RECORDS:
-.-.-

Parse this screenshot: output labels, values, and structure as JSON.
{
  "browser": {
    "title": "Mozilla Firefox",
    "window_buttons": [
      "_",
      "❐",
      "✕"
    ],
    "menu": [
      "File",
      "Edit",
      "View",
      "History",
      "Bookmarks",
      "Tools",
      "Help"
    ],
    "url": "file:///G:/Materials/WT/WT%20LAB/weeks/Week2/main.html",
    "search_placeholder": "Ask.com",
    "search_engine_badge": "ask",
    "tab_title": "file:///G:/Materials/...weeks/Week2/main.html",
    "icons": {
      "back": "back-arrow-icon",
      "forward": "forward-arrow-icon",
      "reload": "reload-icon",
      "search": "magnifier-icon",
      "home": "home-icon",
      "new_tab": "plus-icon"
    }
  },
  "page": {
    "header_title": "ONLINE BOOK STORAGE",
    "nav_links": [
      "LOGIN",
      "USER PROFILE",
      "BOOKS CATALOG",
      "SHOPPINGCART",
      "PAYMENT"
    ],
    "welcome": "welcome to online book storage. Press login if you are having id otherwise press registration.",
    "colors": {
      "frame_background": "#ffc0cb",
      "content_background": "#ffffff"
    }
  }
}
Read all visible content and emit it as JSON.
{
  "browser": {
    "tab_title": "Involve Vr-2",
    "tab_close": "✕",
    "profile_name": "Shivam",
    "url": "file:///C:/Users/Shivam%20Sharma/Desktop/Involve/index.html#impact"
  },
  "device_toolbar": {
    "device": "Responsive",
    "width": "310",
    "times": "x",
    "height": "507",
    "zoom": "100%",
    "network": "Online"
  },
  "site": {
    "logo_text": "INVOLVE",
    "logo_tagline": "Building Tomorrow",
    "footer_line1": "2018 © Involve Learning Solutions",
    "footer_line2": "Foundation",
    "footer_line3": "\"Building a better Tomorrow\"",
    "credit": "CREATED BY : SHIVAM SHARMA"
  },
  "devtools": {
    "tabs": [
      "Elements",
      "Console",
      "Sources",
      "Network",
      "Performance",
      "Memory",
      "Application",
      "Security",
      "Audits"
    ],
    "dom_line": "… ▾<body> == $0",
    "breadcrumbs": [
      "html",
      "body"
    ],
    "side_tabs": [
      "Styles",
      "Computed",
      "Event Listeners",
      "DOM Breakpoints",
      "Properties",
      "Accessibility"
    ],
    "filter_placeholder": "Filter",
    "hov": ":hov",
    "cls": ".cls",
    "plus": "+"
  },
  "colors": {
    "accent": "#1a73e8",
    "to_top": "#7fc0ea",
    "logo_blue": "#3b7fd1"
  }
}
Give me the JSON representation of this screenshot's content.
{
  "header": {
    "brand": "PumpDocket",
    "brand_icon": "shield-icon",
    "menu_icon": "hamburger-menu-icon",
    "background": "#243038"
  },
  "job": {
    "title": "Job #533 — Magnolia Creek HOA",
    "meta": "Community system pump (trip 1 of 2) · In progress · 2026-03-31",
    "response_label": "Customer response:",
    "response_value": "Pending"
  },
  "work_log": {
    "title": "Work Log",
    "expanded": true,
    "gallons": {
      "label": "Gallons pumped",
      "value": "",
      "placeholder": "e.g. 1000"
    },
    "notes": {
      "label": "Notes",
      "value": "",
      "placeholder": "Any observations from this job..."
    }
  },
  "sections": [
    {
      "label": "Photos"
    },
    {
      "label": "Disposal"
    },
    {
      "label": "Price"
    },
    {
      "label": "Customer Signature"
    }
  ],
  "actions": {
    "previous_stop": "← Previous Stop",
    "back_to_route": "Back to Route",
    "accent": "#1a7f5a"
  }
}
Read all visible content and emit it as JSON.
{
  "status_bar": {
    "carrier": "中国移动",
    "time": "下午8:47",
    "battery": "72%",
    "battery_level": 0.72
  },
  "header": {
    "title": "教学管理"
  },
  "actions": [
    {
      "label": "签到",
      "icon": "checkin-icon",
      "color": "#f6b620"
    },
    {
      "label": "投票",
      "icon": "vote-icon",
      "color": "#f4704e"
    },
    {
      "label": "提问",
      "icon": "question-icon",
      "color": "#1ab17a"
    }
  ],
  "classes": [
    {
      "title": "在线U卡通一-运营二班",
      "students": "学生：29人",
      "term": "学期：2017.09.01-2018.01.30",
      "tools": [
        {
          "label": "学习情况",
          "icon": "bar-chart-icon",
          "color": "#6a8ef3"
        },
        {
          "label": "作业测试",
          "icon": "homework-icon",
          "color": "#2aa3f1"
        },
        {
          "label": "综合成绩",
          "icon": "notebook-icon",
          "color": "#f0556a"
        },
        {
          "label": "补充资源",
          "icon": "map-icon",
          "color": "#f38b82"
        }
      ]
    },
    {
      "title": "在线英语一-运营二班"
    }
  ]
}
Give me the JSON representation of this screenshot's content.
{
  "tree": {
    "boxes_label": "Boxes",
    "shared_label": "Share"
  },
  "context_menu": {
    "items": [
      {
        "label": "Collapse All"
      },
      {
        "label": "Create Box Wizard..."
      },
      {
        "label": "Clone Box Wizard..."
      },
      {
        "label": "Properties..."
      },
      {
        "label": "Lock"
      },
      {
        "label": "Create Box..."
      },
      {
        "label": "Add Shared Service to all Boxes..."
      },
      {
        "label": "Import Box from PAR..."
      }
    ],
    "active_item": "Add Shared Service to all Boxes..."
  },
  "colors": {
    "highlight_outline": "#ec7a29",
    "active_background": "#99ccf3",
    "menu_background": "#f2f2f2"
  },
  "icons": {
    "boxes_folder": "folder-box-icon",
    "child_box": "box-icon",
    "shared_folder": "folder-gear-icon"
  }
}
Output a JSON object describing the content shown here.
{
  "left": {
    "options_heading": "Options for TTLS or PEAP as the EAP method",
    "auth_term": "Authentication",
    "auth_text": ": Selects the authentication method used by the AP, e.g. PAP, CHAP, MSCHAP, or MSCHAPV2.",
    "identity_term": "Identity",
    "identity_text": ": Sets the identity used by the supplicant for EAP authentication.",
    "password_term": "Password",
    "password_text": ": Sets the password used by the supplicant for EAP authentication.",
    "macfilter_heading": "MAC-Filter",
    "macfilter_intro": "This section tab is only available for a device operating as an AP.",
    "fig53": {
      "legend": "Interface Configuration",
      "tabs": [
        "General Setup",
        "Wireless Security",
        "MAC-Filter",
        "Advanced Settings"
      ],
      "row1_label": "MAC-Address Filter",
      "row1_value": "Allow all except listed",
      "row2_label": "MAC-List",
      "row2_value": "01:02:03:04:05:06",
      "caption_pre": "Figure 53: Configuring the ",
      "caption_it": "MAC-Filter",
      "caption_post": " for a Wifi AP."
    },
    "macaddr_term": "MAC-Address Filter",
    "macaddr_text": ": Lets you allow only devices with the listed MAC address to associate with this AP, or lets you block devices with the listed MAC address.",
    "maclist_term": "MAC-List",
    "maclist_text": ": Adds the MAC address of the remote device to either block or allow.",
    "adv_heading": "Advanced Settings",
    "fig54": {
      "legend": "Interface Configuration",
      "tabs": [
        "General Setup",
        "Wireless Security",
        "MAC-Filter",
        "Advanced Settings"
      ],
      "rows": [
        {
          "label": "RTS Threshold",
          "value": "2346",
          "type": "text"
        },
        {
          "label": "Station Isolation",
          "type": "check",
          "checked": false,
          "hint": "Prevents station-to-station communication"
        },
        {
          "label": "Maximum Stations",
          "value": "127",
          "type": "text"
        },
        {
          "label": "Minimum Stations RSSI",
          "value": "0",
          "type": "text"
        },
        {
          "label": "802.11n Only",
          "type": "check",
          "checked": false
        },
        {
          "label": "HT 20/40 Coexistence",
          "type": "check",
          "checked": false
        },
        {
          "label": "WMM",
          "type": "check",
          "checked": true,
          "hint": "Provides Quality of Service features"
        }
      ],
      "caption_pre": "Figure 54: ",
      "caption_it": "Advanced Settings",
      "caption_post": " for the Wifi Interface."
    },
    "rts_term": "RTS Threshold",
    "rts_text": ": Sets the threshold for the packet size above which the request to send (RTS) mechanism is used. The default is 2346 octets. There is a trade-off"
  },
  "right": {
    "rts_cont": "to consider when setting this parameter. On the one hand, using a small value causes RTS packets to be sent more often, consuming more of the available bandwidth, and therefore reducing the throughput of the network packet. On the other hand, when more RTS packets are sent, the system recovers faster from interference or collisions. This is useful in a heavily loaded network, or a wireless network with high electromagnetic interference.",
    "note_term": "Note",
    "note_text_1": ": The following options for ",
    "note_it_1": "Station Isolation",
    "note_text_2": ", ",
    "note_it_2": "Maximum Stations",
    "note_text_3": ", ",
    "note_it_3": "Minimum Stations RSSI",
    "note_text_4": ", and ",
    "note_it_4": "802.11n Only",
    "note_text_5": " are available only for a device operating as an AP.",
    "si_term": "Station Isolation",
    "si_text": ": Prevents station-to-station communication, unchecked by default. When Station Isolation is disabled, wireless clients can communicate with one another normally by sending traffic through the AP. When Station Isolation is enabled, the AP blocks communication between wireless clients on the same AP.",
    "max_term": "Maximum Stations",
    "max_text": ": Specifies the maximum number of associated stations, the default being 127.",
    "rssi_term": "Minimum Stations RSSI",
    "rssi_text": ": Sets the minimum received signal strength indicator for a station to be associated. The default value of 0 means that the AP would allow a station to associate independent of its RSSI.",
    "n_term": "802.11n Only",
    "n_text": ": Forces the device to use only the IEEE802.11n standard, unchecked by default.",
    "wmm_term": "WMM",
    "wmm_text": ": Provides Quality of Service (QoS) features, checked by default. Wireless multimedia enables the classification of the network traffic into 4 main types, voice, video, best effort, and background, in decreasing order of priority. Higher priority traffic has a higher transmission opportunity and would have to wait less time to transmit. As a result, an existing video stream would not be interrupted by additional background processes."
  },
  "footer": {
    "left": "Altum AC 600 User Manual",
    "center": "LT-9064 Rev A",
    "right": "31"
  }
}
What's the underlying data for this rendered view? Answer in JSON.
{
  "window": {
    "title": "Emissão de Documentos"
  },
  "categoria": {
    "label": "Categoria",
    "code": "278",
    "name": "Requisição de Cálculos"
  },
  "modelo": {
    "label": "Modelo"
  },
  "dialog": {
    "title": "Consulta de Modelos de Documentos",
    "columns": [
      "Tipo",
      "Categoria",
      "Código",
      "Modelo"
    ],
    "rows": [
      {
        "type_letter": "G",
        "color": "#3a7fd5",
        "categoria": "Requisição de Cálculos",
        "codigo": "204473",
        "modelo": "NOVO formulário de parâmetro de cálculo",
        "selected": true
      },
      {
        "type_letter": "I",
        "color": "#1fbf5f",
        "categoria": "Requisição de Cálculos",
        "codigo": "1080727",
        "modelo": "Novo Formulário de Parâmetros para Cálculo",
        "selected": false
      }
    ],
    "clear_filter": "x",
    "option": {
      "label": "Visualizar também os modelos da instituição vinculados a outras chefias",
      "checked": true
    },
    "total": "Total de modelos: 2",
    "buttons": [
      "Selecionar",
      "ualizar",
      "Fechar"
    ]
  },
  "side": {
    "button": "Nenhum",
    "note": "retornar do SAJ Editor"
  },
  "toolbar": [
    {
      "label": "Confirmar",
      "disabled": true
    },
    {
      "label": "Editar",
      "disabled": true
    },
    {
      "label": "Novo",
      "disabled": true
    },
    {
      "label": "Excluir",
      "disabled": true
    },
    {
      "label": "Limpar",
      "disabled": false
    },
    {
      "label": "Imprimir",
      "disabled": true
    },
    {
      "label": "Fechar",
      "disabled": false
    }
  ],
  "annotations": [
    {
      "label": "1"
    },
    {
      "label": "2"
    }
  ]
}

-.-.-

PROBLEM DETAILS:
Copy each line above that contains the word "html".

RESULT OF THE EXERCISE:
    "url": "file:///G:/Materials/WT/WT%20LAB/weeks/Week2/main.html",
    "tab_title": "file:///G:/Materials/...weeks/Week2/main.html",
    "url": "file:///C:/Users/Shivam%20Sharma/Desktop/Involve/index.html#impact"
      "html",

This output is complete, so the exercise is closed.